The power of the citizen scientist has never been greater. But how great is this power, and can it even extending into influencing positive development practices?
A recent Pensoft article1 highlighted the scientific impacts that citizens and technology are achieving. Specifically, the impact that geo-referenced photographs, uploaded onto online data stores, are having in the scientific world. Not least, confirmation of the existence of an endangered species, fifty years after its first description. But how can increased biodiversity data help facilitate positive impacts for development?
Well, the majority of developments begin with extensive project planning. Usually this involves the choosing between several options, requiring large amounts of data. Decisions can be based on a range of factors, including biodiversity impact. The best developers know that by minimising their impact during the planning stage, they can prevent destruction of important biodiversity and save time and money on expensive remediation and mitigation further down the line.
So how can you help? In order to make the best environmental decisions, everyone involved in developments needs access to the latest biodiversity data. Citizens taking geo-referenced photographs, through online data stores and record centers, are helping to facilitate this, like never before.

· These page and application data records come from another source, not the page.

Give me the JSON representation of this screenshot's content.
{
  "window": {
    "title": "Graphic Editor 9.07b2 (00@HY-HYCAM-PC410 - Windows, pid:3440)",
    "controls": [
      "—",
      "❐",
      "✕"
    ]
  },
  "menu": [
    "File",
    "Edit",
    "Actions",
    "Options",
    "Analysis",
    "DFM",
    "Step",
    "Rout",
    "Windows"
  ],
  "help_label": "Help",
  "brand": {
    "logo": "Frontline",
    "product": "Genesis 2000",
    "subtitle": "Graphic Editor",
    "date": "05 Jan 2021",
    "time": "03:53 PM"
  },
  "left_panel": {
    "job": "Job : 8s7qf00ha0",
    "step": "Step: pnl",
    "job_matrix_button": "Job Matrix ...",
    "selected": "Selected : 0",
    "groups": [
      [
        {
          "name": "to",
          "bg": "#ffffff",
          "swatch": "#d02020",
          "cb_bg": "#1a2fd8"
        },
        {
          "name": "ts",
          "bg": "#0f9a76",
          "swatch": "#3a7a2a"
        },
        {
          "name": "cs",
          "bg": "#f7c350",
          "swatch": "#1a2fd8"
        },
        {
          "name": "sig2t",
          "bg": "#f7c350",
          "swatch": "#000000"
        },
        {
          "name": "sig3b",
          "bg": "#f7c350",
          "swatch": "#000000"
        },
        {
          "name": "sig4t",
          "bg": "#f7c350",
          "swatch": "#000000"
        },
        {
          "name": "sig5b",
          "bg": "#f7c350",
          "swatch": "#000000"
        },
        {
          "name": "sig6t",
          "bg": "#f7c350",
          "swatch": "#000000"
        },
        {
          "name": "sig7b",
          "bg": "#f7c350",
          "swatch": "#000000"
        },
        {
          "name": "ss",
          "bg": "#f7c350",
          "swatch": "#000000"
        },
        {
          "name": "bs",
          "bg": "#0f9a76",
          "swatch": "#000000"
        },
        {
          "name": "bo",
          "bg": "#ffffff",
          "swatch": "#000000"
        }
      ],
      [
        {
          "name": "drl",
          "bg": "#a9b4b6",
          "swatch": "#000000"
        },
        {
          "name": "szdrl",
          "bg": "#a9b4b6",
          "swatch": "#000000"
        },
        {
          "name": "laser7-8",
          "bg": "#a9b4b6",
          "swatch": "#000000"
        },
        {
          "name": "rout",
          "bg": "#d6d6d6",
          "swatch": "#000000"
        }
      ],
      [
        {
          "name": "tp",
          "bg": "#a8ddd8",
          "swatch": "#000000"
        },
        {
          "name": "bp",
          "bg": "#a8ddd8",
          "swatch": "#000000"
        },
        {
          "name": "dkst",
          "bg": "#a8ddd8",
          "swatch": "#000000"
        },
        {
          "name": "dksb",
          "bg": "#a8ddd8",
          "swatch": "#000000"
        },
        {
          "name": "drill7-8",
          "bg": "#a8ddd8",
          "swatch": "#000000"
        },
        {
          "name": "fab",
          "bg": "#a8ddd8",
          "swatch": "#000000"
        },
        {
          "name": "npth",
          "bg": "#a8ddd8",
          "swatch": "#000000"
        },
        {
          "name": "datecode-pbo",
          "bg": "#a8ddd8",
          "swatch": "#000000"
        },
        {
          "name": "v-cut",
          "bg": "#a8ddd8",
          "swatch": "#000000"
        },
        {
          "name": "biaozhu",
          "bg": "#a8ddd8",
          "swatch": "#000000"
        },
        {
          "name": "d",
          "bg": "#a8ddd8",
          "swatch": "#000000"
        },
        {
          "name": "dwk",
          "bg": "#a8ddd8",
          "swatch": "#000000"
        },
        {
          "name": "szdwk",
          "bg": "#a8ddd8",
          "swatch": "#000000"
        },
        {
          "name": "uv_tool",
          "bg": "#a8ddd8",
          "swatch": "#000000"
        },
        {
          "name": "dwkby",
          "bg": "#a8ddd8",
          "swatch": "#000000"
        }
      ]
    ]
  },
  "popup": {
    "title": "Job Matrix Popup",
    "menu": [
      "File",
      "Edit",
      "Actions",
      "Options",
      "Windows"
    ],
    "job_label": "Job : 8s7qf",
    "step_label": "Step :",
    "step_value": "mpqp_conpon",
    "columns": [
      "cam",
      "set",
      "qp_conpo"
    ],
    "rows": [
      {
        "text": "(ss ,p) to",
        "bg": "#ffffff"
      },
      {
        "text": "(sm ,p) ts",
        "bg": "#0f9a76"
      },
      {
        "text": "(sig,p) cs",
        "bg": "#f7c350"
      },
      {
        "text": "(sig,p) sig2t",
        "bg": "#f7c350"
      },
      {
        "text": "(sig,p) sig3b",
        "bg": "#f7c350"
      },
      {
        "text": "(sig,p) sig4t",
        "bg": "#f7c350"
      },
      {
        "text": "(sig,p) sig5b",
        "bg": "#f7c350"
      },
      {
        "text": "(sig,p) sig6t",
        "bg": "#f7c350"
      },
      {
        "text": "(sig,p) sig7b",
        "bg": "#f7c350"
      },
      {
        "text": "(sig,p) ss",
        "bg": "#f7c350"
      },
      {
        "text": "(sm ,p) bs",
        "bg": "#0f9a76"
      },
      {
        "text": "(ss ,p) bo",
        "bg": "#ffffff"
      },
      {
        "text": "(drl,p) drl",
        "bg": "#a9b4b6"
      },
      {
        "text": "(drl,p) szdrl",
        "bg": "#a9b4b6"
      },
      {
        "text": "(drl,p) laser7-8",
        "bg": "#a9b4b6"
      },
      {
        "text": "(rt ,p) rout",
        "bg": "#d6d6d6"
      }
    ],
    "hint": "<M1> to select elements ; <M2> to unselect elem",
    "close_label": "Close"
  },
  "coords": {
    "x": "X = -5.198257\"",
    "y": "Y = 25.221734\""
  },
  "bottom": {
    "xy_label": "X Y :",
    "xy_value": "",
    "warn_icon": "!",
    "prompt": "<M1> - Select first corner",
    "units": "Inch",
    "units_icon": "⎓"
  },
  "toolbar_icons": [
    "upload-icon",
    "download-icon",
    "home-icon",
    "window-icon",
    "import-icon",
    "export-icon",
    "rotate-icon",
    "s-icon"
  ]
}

Alison Christine Flickr Account - Creative Commons Attribution 2.0 Generic